Could Edwards do the same?  I rather doubt it, although it’s probably too soon to tell.  Edwards had nowhere near the time in politics that Hart had, and nowhere near the same amount of real accomplishment and respect.  Hart’s affair didn’t have anywhere the same amount of messiness as does the Edwards-Hunter relationship, either.  

But it’s more than that.  In listening to Edwards and following Allahpundit’s excellent coverage yesterday, I doubt anyone thinks that we got the whole story.  If the affair ended in 2006, why was Edwards skulking around a hotel in LA where Hunter was staying with the baby in 2008, especially at 2 in the morning?   That certainly indicates that Edwards and Hunter had some kind of ongoing relationship, and not one terribly compatible with monogamous marriage.  Edwards’ assertion that he “never loved” Hunter sounded cruel and tawdry, as though he wanted to publicly state that all he did was exploit Hunter for a little pleasure.

It sounds like we heard from a lawyer, a spin team, a mouthpiece — not a real human being.  

That still leaves us with the question: should we demand loyalty oaths from politicians not just to the Constitution, but also to their spouses?  And should the media get in the business of tracking them down to ensure that they remain faithful?  Is it really any of our business when it has nothing to do with the job?  Do we demand the same of our bosses, our employees, our friends — and the media, for that matter?  
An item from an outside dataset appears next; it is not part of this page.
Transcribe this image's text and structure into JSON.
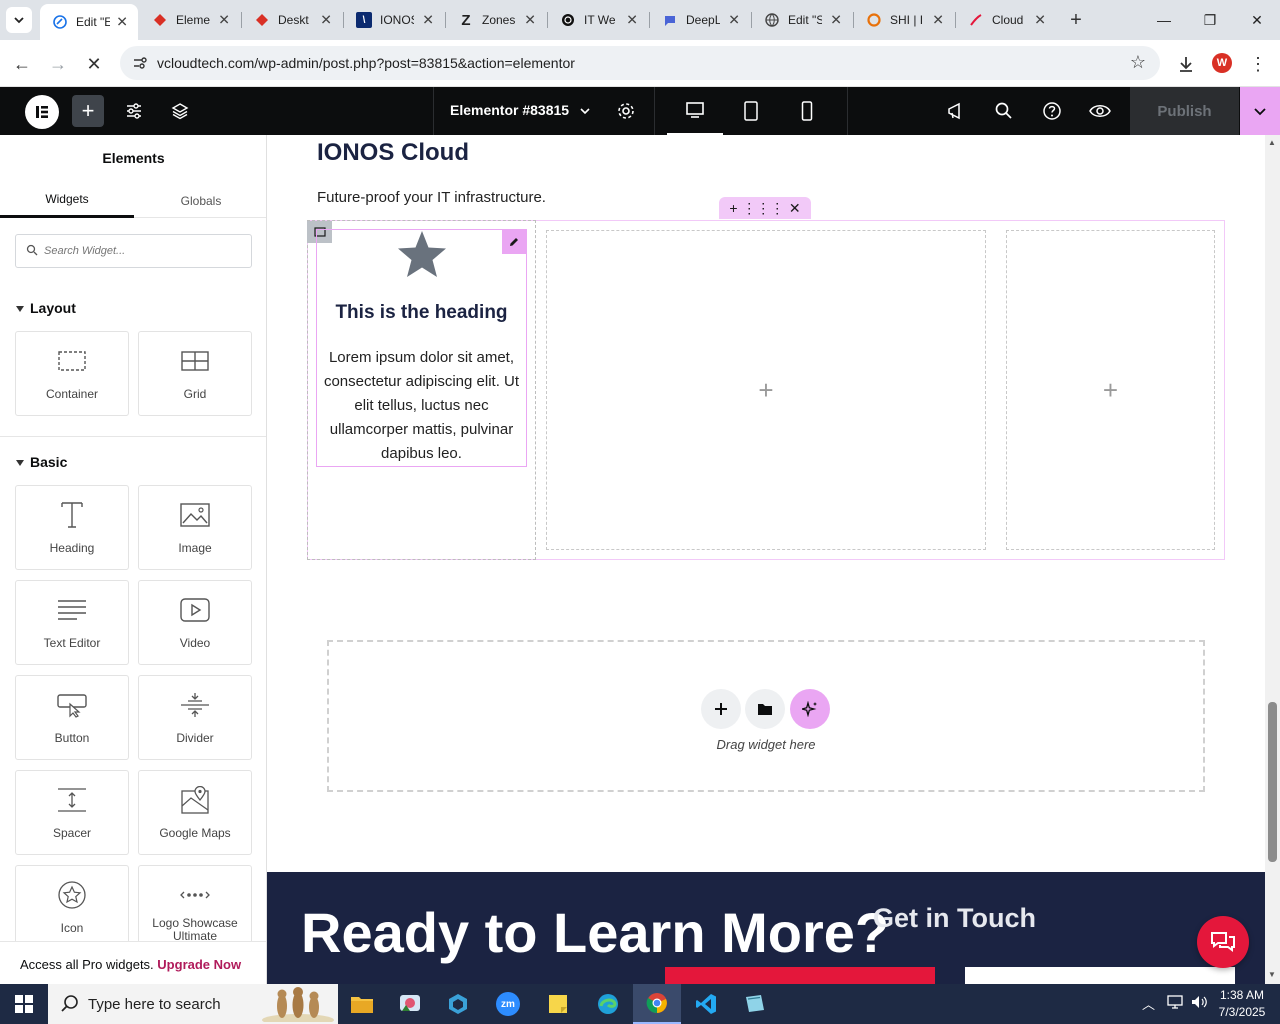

Perhaps the most practical answer is a version of “don’t ask, don’t tell”; as long as we don’t find out about it, it remains none of our business.  Once it’s out in the open, we have to consider it as a character flaw.

Update: Gail Collins gets close to the Hart/Edwards difference in this New York Times column, which excoriates Edwards in a manner which indicates that his political resurrection may never arrive among his former friends on the Left:

Unable to deny any longer that he had had an affair with a campaign worker, he insisted on parsing. It was all a mistake. If she was paid off, it wasn’t my money. And, in what may be a new high in the annals of weaseldom: my wife’s cancer was in remission. …

He had no idea why his national finance chairman has been funneling payments to his ex-mistress, and he was apparently never tempted to pick up the phone to ask. His 2 a.m. visit with the woman, Rielle Hunter, at a Beverly Hills hotel last month was a secret mission to keep her from going public about their liaison, the briefness and meaninglessness of which cannot be stressed too often. And he has no idea what baby that was in The National Enquirer picture. …

If Edwards’s political career is toast, it will be because he has always seemed to be less than a sum of his parts: the position papers, the “Two Americas,” the photogenic grin, the supersmart wife. The only piece of the package that consistently disappointed was the man himself. He wasn’t a very good running mate for John Kerry, and as a presidential candidate, he always struck me as being about 2 inches deep.

Perhaps a better way of expressing this is that Edwards was never a good candidate for high office for many reasons.  Rather than the Hunter affair ruining him, it revealed him.  The man called Silky Pony by his detractors, Collins admits, more or less earned that monicker with his lack of depth.  

A better man could rise from the ashes, such as a Gary Hart.  But a better man wouldn’t have put himself in this particular position, and reacted so poorly to it.

Update II: Originally, I wrote that Hart had been exposed in the 1984 cycle, which is incorrect.  Several people e-mailed and commented correctly that Hart’s affair came to light in 1987, when he was expected to ascend to the nomination easily, until his candidacy sunk over the Monkey Business story.  I regret the error.